Continued – Training Hard? Breathe Easy.

May 8, 2012


Yoga-based techniques to help improve your athletic performance
By Yasemin Watkins for Coach Kaehler

What’s one way you can improve your athletic performance using Pranayama –yoga-based breathing techniques?
According to Ed Harold, co-owner of Comfort Zone Yoga Center for Whole Self Healing, focus on your diaphragm – the dome-like muscle which separates your thoracic cavity from your abdomen and assists in your breathing.
“Learn to ‘thicken’ your diaphragm muscle,” says Harold. “The stronger the muscle, the greater your ability to lift and expand your chest cage.”
Harold, otherwise known as the “athletic yogi,” has been a lifetime competitor in everything from football to water sports, but confesses that his “greatest love of all is rowing.”
After sustaining a series of low-back and knee-related injuries, Harold turned to yoga for relief, recovery and eventually an entirely new approach to athletic training.
Through his studies to become a certified yoga instructor, Harold learned various yoga-based breathing techniques, Pranayama, and started integrating them into his athletic programs.

Here are some of Harold’s suggestions for integrating yogic-based breathing techniques into your own training programs:
Breathe through your nose at least 50% of your workout
Nasal breathing supports good posture in low back.
“Warming up using nasal breathing also activates the parasympathetic branch of the autonomic nervous system which sets your body into a fat burning zone rather using vital sugar reserves,” says Harold.
Mouth breathing, on the other hand, “doesn’t move the diaphragm as well and only activates the sympathetic branch hormones which athletes should reserve for racing and intense pieces.”

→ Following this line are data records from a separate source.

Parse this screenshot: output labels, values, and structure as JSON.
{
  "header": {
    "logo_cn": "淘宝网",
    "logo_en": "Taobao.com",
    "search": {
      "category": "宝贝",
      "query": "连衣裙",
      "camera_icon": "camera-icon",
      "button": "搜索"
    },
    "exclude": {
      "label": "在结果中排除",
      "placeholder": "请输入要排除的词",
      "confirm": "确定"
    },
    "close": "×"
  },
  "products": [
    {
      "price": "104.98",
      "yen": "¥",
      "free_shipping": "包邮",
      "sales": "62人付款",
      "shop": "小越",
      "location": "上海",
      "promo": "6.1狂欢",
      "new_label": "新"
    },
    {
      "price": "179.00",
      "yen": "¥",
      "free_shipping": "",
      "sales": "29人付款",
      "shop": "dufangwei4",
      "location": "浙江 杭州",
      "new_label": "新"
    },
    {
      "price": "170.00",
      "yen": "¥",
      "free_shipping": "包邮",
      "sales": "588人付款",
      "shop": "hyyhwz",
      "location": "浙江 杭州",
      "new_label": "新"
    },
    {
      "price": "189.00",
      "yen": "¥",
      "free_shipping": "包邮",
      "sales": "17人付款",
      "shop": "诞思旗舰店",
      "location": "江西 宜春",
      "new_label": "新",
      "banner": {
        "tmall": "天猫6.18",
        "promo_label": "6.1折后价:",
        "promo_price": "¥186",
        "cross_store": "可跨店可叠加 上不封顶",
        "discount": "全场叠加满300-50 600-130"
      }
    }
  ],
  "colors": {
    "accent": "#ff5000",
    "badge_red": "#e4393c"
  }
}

Harold recommends breathing through your nose, moving your diaphragm up and down at least 50% of your workout.
“Your first awareness of breathing using this approach is an ‘ocean’ sound in
your trachea, not your nasal channels,” offers Harold. “To do this, slightly constrict the upper trachea (epiglottis muscles in your throat). This will help control the length, depth, pace of inspiration and expiration.”

Use a ‘four-part breath’
Working with a four part breath: inhale, hold breath in, exhale, and hold your breath out.
“This technique warms-up your body quickly without wearing out joint tissues and destroying muscle mass,” says Harold. “Use mental or stroke counting to hold the left cortex present and in moment. Hold your breath in to increase the energizing effects of oxygen deeper into the nervous system. Then hold your breath out to remove stale air out of alveoli sac’s in your lungs.”

Observe the length of your inhales and exhales

Learn to manage your heart rates by noticing the length of your exhales and inhales.

“When your exhale shortens to less than your inhale, you are stressing your body and beginning to leave your ‘comfort zone,” says Harold.

Relax facial muscles

Relax low jaw, cheek bones, relax muscles around the eyes and don’t move
crown of head

For more information on these and other yogic-based techniques and programs Harold teaches, visit

(We don’t believe that there is any one magic bullet to success – and that hard work, excellent training plans and great coaching lead to success and we try and add value and serving you in your quest for success. Our programs are intended to help you get to the next level and the information above can help you better understand the many facets that should be addressed. As stipulated by law, we cannot and do not make any guarantees about your ability to get results using  our ideas, information, tools or strategies , or from third-party information we share with you. We don’t know you and, besides, your results in life are up to you. Agreed? We just want to help by giving great content, direction and strategies that move you forward, faster. Nothing on this page or any of our websites is a promise or guarantee of future training success. “These above techniques / approaches may not necessarily reflect the opinion of Coach Kaehler.” )

Share and Enjoy:
  • Twitter
  • Facebook
  • PDF
  • Print
  • Digg
  • Google Bookmarks
  • Blogplay


Got something to say?